The Cullinan owners of Marti the pet zebra were left heartbroken after a dispute with neighbours over permits led to him being relocated last week.
Marti is a five-year-old zebra stallion, born from two rescued and retired zebras, Bob and Cindy, which the Kaffkas took in about seven years ago.
“I still can’t believe he is gone and to think it is all because of a neighbour, I cannot think people can be so malicious. Marti lived here his whole life,” Beverley Kaffka said.
Two weeks ago Marti escaped their 71-hectare property when their fence was cut. Kaffka said she was informed of his escape by a neighbour, who read it on the local Community Policing Forum group.
Kaffka and her daughter went to where Marti was being kept to collect him and take him home.
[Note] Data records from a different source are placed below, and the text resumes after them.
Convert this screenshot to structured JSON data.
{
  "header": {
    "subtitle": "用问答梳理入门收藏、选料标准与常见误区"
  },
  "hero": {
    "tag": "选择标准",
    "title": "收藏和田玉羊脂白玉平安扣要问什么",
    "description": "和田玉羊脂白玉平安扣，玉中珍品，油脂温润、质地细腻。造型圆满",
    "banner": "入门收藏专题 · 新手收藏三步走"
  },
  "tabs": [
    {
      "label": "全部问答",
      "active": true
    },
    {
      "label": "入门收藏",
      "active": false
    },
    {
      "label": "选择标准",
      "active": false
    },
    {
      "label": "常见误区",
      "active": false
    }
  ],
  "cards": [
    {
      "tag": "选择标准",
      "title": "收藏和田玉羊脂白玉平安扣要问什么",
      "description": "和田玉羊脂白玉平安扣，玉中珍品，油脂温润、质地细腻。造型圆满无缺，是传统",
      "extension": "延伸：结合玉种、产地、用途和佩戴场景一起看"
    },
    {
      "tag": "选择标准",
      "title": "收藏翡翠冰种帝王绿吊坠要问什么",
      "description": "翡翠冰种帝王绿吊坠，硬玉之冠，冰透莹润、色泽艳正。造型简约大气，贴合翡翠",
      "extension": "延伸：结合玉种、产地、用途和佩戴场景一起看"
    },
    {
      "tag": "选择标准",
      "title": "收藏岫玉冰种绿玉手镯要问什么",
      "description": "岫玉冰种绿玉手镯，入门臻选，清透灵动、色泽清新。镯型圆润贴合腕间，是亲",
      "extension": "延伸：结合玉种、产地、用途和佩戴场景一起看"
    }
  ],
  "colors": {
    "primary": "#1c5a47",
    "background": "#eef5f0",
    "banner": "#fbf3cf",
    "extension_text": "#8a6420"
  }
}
“The employee refused to hand over Marti unless we produced a permit,” Kaffka said.
“I tried to explain to her Marti was born on our property and lived there his whole life, that’s why he doesn’t have a permit, but she refused.”
The Kaffkas opened a case of theft at the Cullinan stock theft unit.
“We were told we simply needed a transport permit, which only costs R88. I immediately applied.”
She was then told by Gauteng Nature Conservation that their property was not big enough to house a zebra.
Eventually, Kaffka approached the Cullinan Magistrate’s Court in a desperate attempted to buy time as she applied for an exemption of the specified 100ha required to house a zebra and the transport permit to move Marti.
Kaffka’s application was thrown out and she was given two options: surrender him to the state or give the animal away.
“I couldn’t surrender Marti to the state, it will put him in a zoo and that would be like sending him to the concrete jungle.”
Kaffka said she did not believe she was in contravention of any laws.
She spoke to Roodeplaat veterinary surgeon Dr Heinrich Davies, who helped organise Marti’s move to another lodge which had space for the wandering zebra, about 30 kilometres from the Kaffkas’ home.
Davies said Marti is doing well at the lodge.
“He had to take a bite or two or give a kick or two to survive but he did it,” he said.
“He is doing well at this stage.”
Davies said he is usually worried when younger zebras enter an enclosure after being out of the wild for a period.
“But nature took over and he followed his instinct,” Davies said.
He said although Marti has butted heads with an older zebra already, it seems he might have made a few friends in a team of horses.
General manager at the Tshwane Waltloo Society for the Prevention of Cruelty to Animals, Dewald Wahlstrand said a permit is needed for any wild animal.
“You can get fined if you do not hold a permit and possibly even face imprisonment if it is a recurring offense.”
He, however, said he is not sure what the repercussions would be for owning a zebra illegally.
Wahlstrand said the person is usually given a warning and has a short period to apply or produce the permit before being fined.